Chernobyl Politics and Market Share: Possible Motives Behind Emphasis
When Unit 4 blew up, it became a huge opportunity for those who wanted to point out the weaknesses of the Soviet system.
It is impossible to separate the reaction to Chernobyl from the long-standing rivalry between the Communist and the Capitalist economic systems. The Chernobyl nuclear station was never viewed as just an electricity generator, it was billed as a technological triumph of Communism. The station was bigger, more rapidly built and supposedly better managed than anything that the west could produce.
When Unit 4 blew up, it became a huge opportunity for those who wanted to point out the weaknesses of the Soviet system. It is endlessly repeated that a Chernobyl style reactor could never be licensed in the west and that the operators of western reactors would never violate written procedures in such a cavalier manner as the Soviet operators did.
According to a 1987 essay by Isaac Asimov the American news media had the full support of the Reagan Administration in their efforts to publicize the effects of the accident. The effort helped to satisfy the short term goal of weakening the strength of what Reagan referred to as “the evil empire.”
Western governments were not the only ones to make political use of the accident. Nationalist movements in reluctant member countries of the Soviet Union discovered that the accident provided an effective way of gaining international support for their efforts to gain independence from Moscow.
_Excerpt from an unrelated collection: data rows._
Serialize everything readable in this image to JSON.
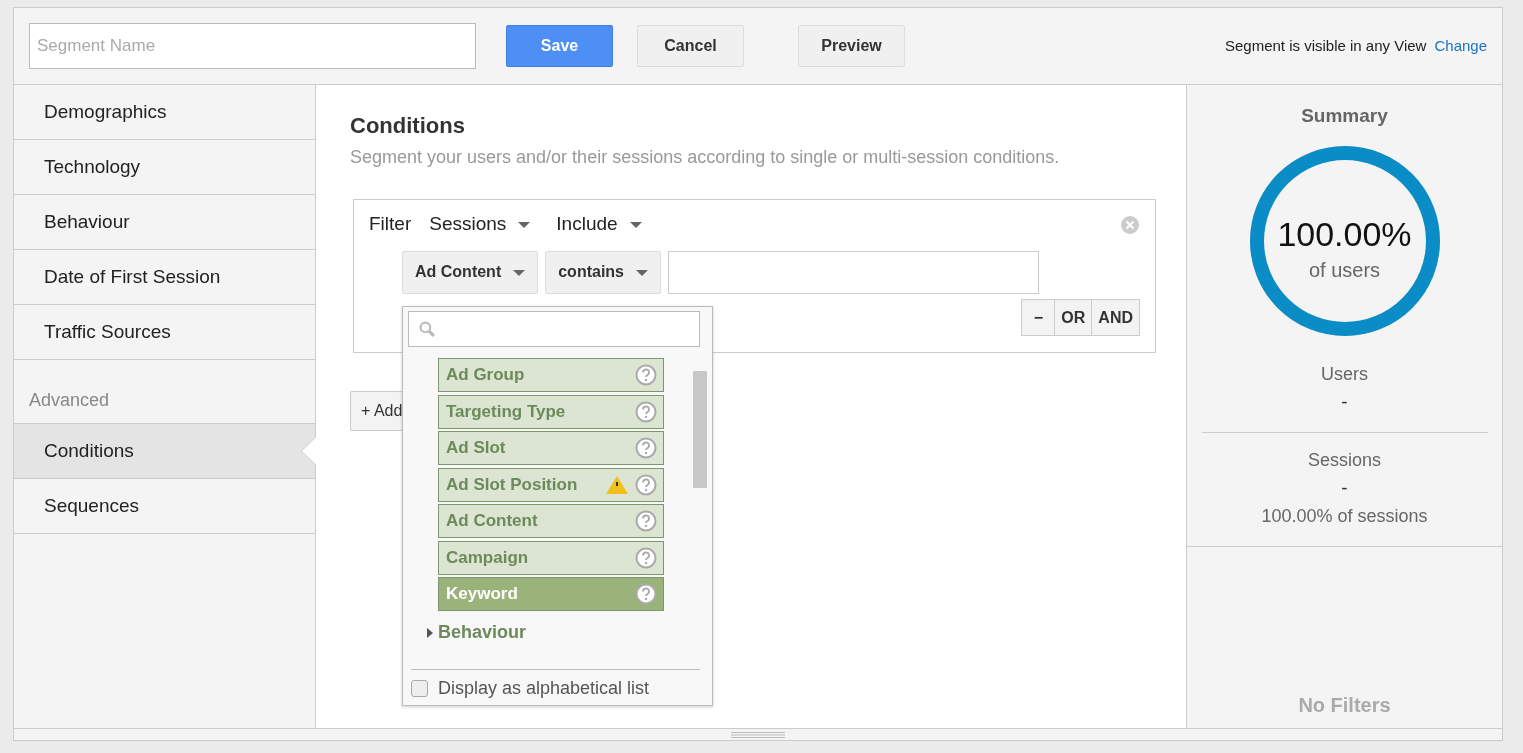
{
  "header": {
    "name_field": {
      "placeholder": "Segment Name"
    },
    "buttons": [
      {
        "label": "Save",
        "kind": "primary"
      },
      {
        "label": "Cancel",
        "kind": "default"
      },
      {
        "label": "Preview",
        "kind": "default"
      }
    ],
    "visibility": "Segment is visible in any View",
    "change_link": "Change"
  },
  "sidebar": {
    "items": [
      {
        "label": "Demographics",
        "selected": false
      },
      {
        "label": "Technology",
        "selected": false
      },
      {
        "label": "Behaviour",
        "selected": false
      },
      {
        "label": "Date of First Session",
        "selected": false
      },
      {
        "label": "Traffic Sources",
        "selected": false
      }
    ],
    "advanced_heading": "Advanced",
    "advanced_items": [
      {
        "label": "Conditions",
        "selected": true
      },
      {
        "label": "Sequences",
        "selected": false
      }
    ]
  },
  "conditions": {
    "title": "Conditions",
    "subtitle": "Segment your users and/or their sessions according to single or multi-session conditions.",
    "filter": {
      "label": "Filter",
      "scope": "Sessions",
      "mode": "Include",
      "dimension": "Ad Content",
      "operator": "contains",
      "logic_buttons": [
        "−",
        "OR",
        "AND"
      ]
    },
    "add_button": "+ Add",
    "dropdown": {
      "items": [
        {
          "label": "Ad Group",
          "selected": false,
          "warning": false
        },
        {
          "label": "Targeting Type",
          "selected": false,
          "warning": false
        },
        {
          "label": "Ad Slot",
          "selected": false,
          "warning": false
        },
        {
          "label": "Ad Slot Position",
          "selected": false,
          "warning": true
        },
        {
          "label": "Ad Content",
          "selected": false,
          "warning": false
        },
        {
          "label": "Campaign",
          "selected": false,
          "warning": false
        },
        {
          "label": "Keyword",
          "selected": true,
          "warning": false
        }
      ],
      "groups": [
        {
          "label": "Behaviour",
          "expanded": false
        }
      ],
      "alphabetical": {
        "label": "Display as alphabetical list",
        "checked": false
      }
    }
  },
  "summary": {
    "title": "Summary",
    "meter": {
      "value": "100.00%",
      "caption": "of users",
      "level": 1
    },
    "users": {
      "label": "Users",
      "value": "-"
    },
    "sessions": {
      "label": "Sessions",
      "value": "-",
      "share": "100.00% of sessions"
    },
    "filters": "No Filters"
  }
}
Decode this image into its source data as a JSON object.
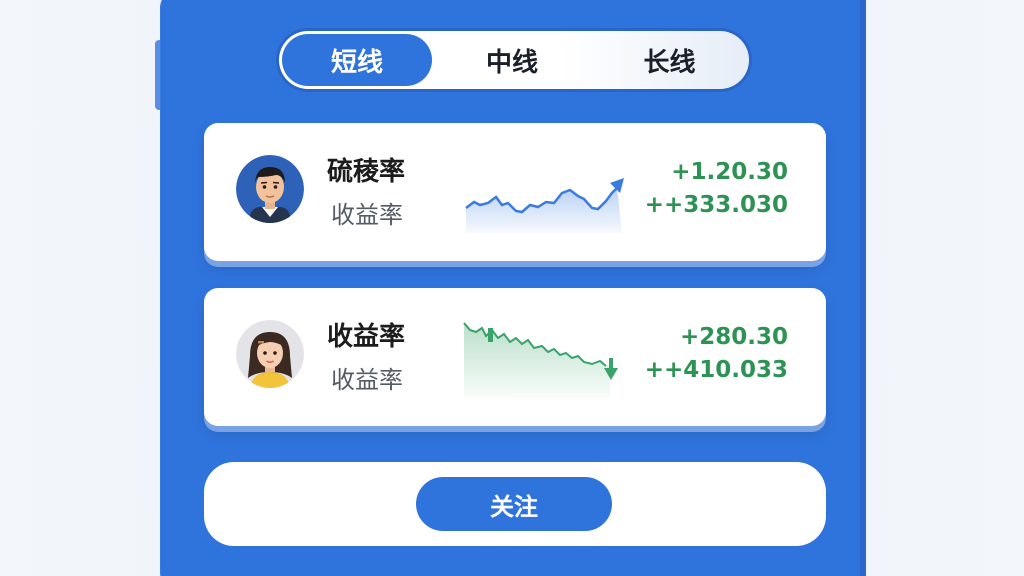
{
  "tabs": [
    {
      "label": "短线",
      "active": true
    },
    {
      "label": "中线",
      "active": false
    },
    {
      "label": "长线",
      "active": false
    }
  ],
  "traders": [
    {
      "name": "硫稜率",
      "subtitle": "收益率",
      "value1": "+1.20.30",
      "value2": "++333.030",
      "trend": "up",
      "avatar": "male-avatar-icon",
      "trend_color": "#3a7be0"
    },
    {
      "name": "收益率",
      "subtitle": "收益率",
      "value1": "+280.30",
      "value2": "++410.033",
      "trend": "down",
      "avatar": "female-avatar-icon",
      "trend_color": "#3aa36a"
    }
  ],
  "follow_button": {
    "label": "关注"
  },
  "colors": {
    "accent": "#2f74dd",
    "positive": "#2e9255"
  }
}
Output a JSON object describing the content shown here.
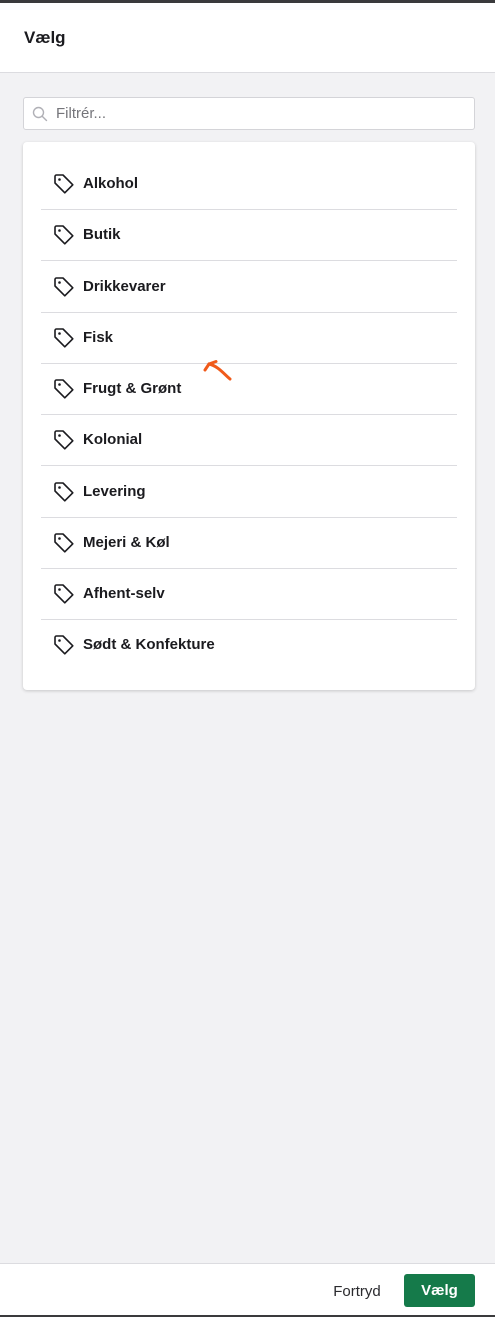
{
  "dialog": {
    "title": "Vælg"
  },
  "search": {
    "placeholder": "Filtrér...",
    "value": "",
    "icon": "search-icon"
  },
  "list": {
    "item_icon": "tag-icon",
    "items": [
      {
        "label": "Alkohol"
      },
      {
        "label": "Butik"
      },
      {
        "label": "Drikkevarer"
      },
      {
        "label": "Fisk"
      },
      {
        "label": "Frugt & Grønt"
      },
      {
        "label": "Kolonial"
      },
      {
        "label": "Levering"
      },
      {
        "label": "Mejeri & Køl"
      },
      {
        "label": "Afhent-selv"
      },
      {
        "label": "Sødt & Konfekture"
      }
    ]
  },
  "footer": {
    "cancel_label": "Fortryd",
    "confirm_label": "Vælg"
  },
  "colors": {
    "accent": "#157a4a",
    "background": "#f2f2f4",
    "annotation": "#f05a1a"
  }
}
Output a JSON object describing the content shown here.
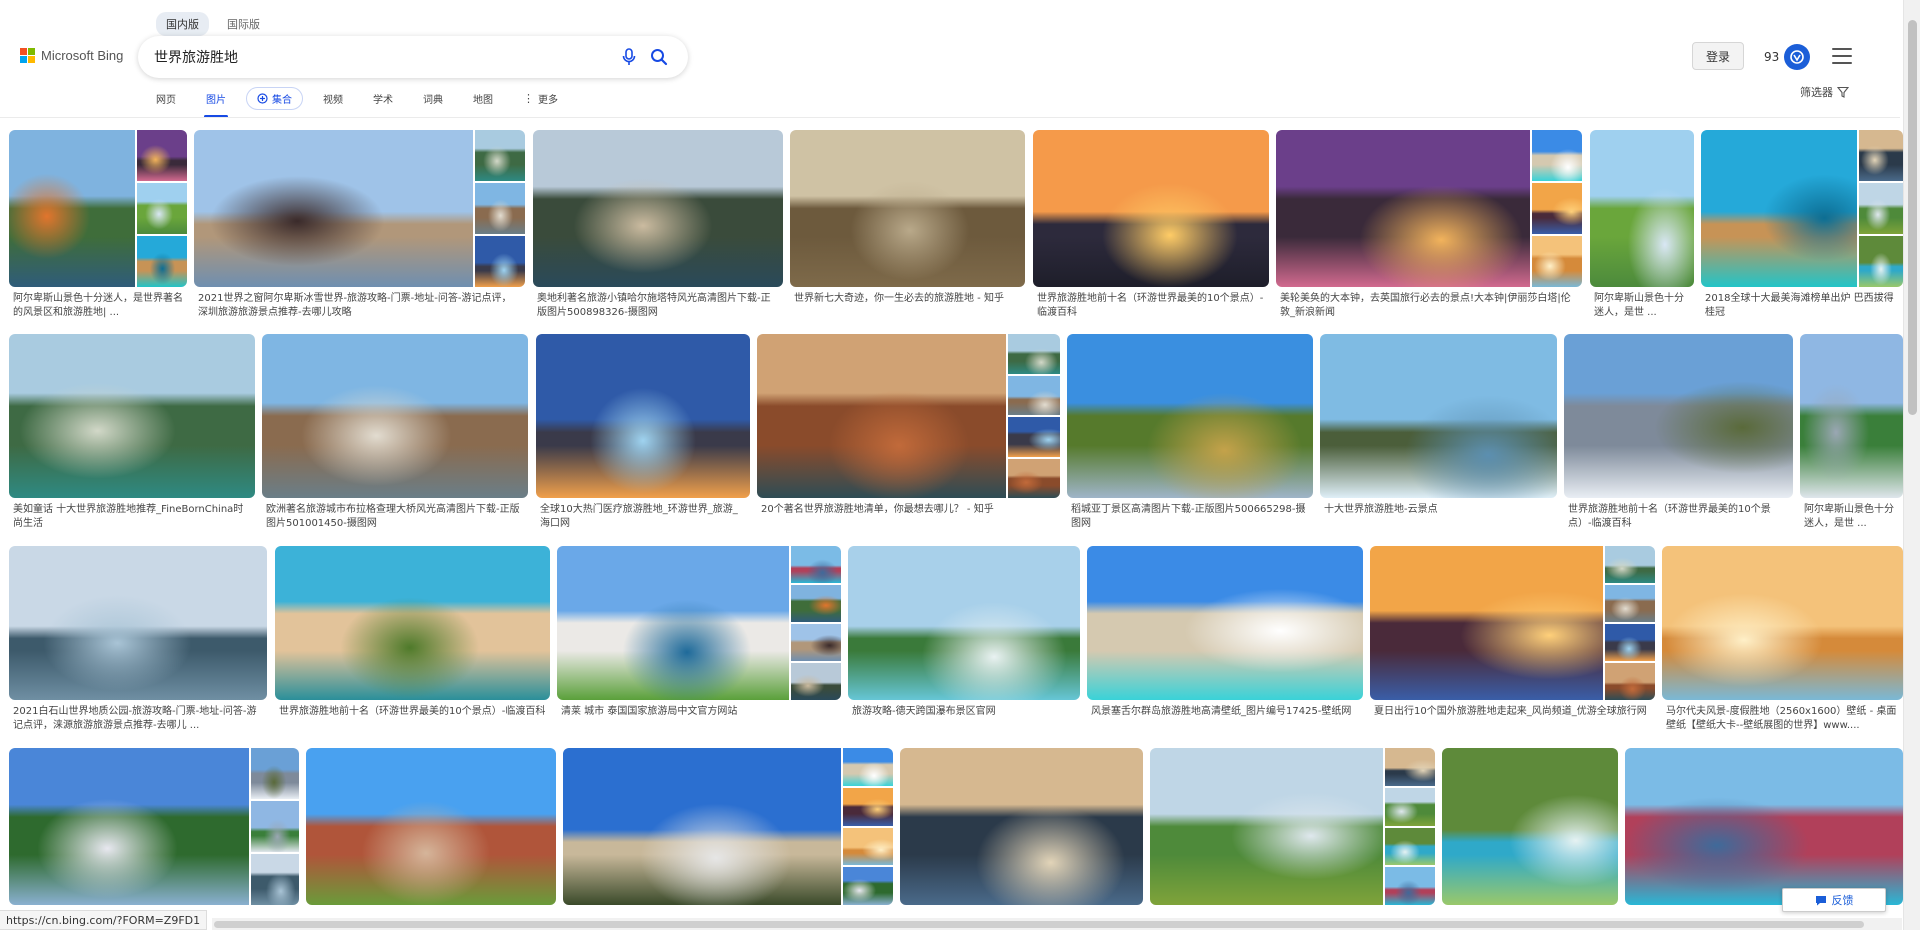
{
  "region_tabs": [
    {
      "label": "国内版",
      "active": true
    },
    {
      "label": "国际版",
      "active": false
    }
  ],
  "logo": {
    "text": "Microsoft Bing",
    "colors": [
      "#f25022",
      "#7fba00",
      "#00a4ef",
      "#ffb900"
    ]
  },
  "search": {
    "value": "世界旅游胜地"
  },
  "header": {
    "signin_label": "登录",
    "points": "93",
    "rewards_icon": "rewards-icon",
    "menu_icon": "hamburger-icon"
  },
  "nav": {
    "items": [
      {
        "label": "网页"
      },
      {
        "label": "图片",
        "active": true
      },
      {
        "label": "集合",
        "pill": true
      },
      {
        "label": "视频"
      },
      {
        "label": "学术"
      },
      {
        "label": "词典"
      },
      {
        "label": "地图"
      },
      {
        "label": "更多",
        "more": true
      }
    ],
    "filter_label": "筛选器"
  },
  "results": [
    {
      "caption": "阿尔卑斯山景色十分迷人，是世界著名的风景区和旅游胜地| ..."
    },
    {
      "caption": "2021世界之窗阿尔卑斯冰雪世界-旅游攻略-门票-地址-问答-游记点评，深圳旅游旅游景点推荐-去哪儿攻略"
    },
    {
      "caption": "奥地利著名旅游小镇哈尔施塔特风光高清图片下载-正版图片500898326-摄图网"
    },
    {
      "caption": "世界新七大奇迹，你一生必去的旅游胜地 - 知乎"
    },
    {
      "caption": "世界旅游胜地前十名（环游世界最美的10个景点）-临渡百科"
    },
    {
      "caption": "美轮美奂的大本钟，去英国旅行必去的景点!大本钟|伊丽莎白塔|伦敦_新浪新闻"
    },
    {
      "caption": "阿尔卑斯山景色十分迷人，是世 ..."
    },
    {
      "caption": "2018全球十大最美海滩榜单出炉 巴西拔得桂冠"
    },
    {
      "caption": "美如童话 十大世界旅游胜地推荐_FineBornChina时尚生活"
    },
    {
      "caption": "欧洲著名旅游城市布拉格查理大桥风光高清图片下载-正版图片501001450-摄图网"
    },
    {
      "caption": "全球10大热门医疗旅游胜地_环游世界_旅游_海口网"
    },
    {
      "caption": "20个著名世界旅游胜地清单，你最想去哪儿？ - 知乎"
    },
    {
      "caption": "稻城亚丁景区高清图片下载-正版图片500665298-摄图网"
    },
    {
      "caption": "十大世界旅游胜地-云景点"
    },
    {
      "caption": "世界旅游胜地前十名（环游世界最美的10个景点）-临渡百科"
    },
    {
      "caption": "阿尔卑斯山景色十分迷人，是世 ..."
    },
    {
      "caption": "2021白石山世界地质公园-旅游攻略-门票-地址-问答-游记点评，涞源旅游旅游景点推荐-去哪儿 ..."
    },
    {
      "caption": "世界旅游胜地前十名（环游世界最美的10个景点）-临渡百科"
    },
    {
      "caption": "清莱 城市 泰国国家旅游局中文官方网站"
    },
    {
      "caption": "旅游攻略-德天跨国瀑布景区官网"
    },
    {
      "caption": "风景塞舌尔群岛旅游胜地高清壁纸_图片编号17425-壁纸网"
    },
    {
      "caption": "夏日出行10个国外旅游胜地走起来_风尚频道_优游全球旅行网"
    },
    {
      "caption": "马尔代夫风景-度假胜地（2560x1600）壁纸 - 桌面壁纸【壁纸大卡--壁纸展图的世界】www...."
    },
    {
      "caption": ""
    },
    {
      "caption": ""
    },
    {
      "caption": ""
    },
    {
      "caption": ""
    },
    {
      "caption": ""
    },
    {
      "caption": ""
    },
    {
      "caption": ""
    }
  ],
  "status_url": "https://cn.bing.com/?FORM=Z9FD1",
  "feedback_label": "反馈"
}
The word “Chernobyl” became a symbol of all that was bad about the centrally controlled economy that imposed its technology on client states like the Ukraine, Belorussia, and Lithuania.
Interestingly enough, the tactic worked. International and internal reaction to the Chernobyl accident is widely credited with contributing to the collapse of the Soviet Union.
Another motive for emphasizing the accident has received little attention. With all the talk about national energy policies, renewable energy goals, efficiency and conservation, people often forget that selling fuel is a huge and profitable business.
When nuclear reactors are shut down or when planned reactors are converted to fossil fuel power plants, one predictable result is increased revenues for the company or country that sells replacement fuel. Replacing the output of a single Chernobyl sized unit can require the consumption of several hundred million dollars worth of fossil fuel per year.
Since the price of fossil fuels is determined by supply and demand balances that are maintained by production quotas enforced with varying degrees of success by international cartels and government bodies, increased sales from replacing nuclear output can improve the profitability of all who are involved in the business.
There is little doubt that fossil fuel marketers and their political friends understand this supply and demand relationship. There is also little doubt that there are highly trained public affairs specialists employed by the companies and their industrial associations who know the value of press attention to the perceived weaknesses of the nuclear industry.
It is interesting to note that continued international efforts to shut down the remaining operational reactors at Chernobyl are led by interests that want to sell replacement fuel and by organizations that want to sell power generating equipment. The Ukraine desperately needs the power supplied by the reactors; it does not need to spend money that could be used for other industrial development on replacement power systems and fuel.